Though the waters thereof roar and be troubled, though the mountains shake with the swelling thereof. Selah.
Read Chapter 46
Augustine of Hippo

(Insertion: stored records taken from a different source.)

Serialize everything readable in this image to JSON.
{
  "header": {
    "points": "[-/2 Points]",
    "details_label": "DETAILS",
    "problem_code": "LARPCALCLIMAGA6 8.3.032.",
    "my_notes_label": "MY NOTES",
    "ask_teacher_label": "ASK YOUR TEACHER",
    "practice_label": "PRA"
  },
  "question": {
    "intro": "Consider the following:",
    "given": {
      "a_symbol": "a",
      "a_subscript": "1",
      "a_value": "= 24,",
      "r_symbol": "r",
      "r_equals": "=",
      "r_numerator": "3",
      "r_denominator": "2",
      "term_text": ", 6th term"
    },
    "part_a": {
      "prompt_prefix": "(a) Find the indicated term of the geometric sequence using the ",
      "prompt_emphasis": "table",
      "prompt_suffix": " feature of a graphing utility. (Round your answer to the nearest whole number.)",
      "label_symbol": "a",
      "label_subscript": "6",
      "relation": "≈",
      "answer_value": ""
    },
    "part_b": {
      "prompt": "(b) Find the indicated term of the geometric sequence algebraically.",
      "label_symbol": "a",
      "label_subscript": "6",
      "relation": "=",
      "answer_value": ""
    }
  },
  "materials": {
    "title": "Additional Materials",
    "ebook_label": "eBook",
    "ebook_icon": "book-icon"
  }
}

6. "The waters thereof roared, and were troubled" (ver. 3): when the Gospel was preached, "What is this? He seemeth to be a setter forth of strange gods:" this the Athenians; but the Ephesians, with what tumult would they have slain the Apostles, when in the theatre, for their goddess Diana, they made such an uproar, as to be shouting, "Great is Diana of the Ephesians!" Amidst which waves and roaring of the sea, feared not they who to that refuge had fled. Nay, the Apostle Paul would enter in to the theatre, and was kept back by the disciples, because it was necessary that he should still abide in the flesh for their sakes. But yet, "the waters thereof roared, and were troubled: the mountains shook at the mightiness thereof." Whose might? The sea's? or rather God's, of whom was said, "refuge and strength, a helper in tribulations, which have found us out too much?" For shaken were the mountains, that is, the powers of this world. For one thing are the mountains of God, another the moun...
Their. Hebrew, St. Ambrose, read, "its. "(Calmet)
Both sea and land may be in confusion; we shall fear nothing, having God for our protector. (Haydock)
Though many and noble personages have revolted from the faith in England, yet the Catholic Church will never fail, (Worthington) even if it should in these islands. (Haydock) ...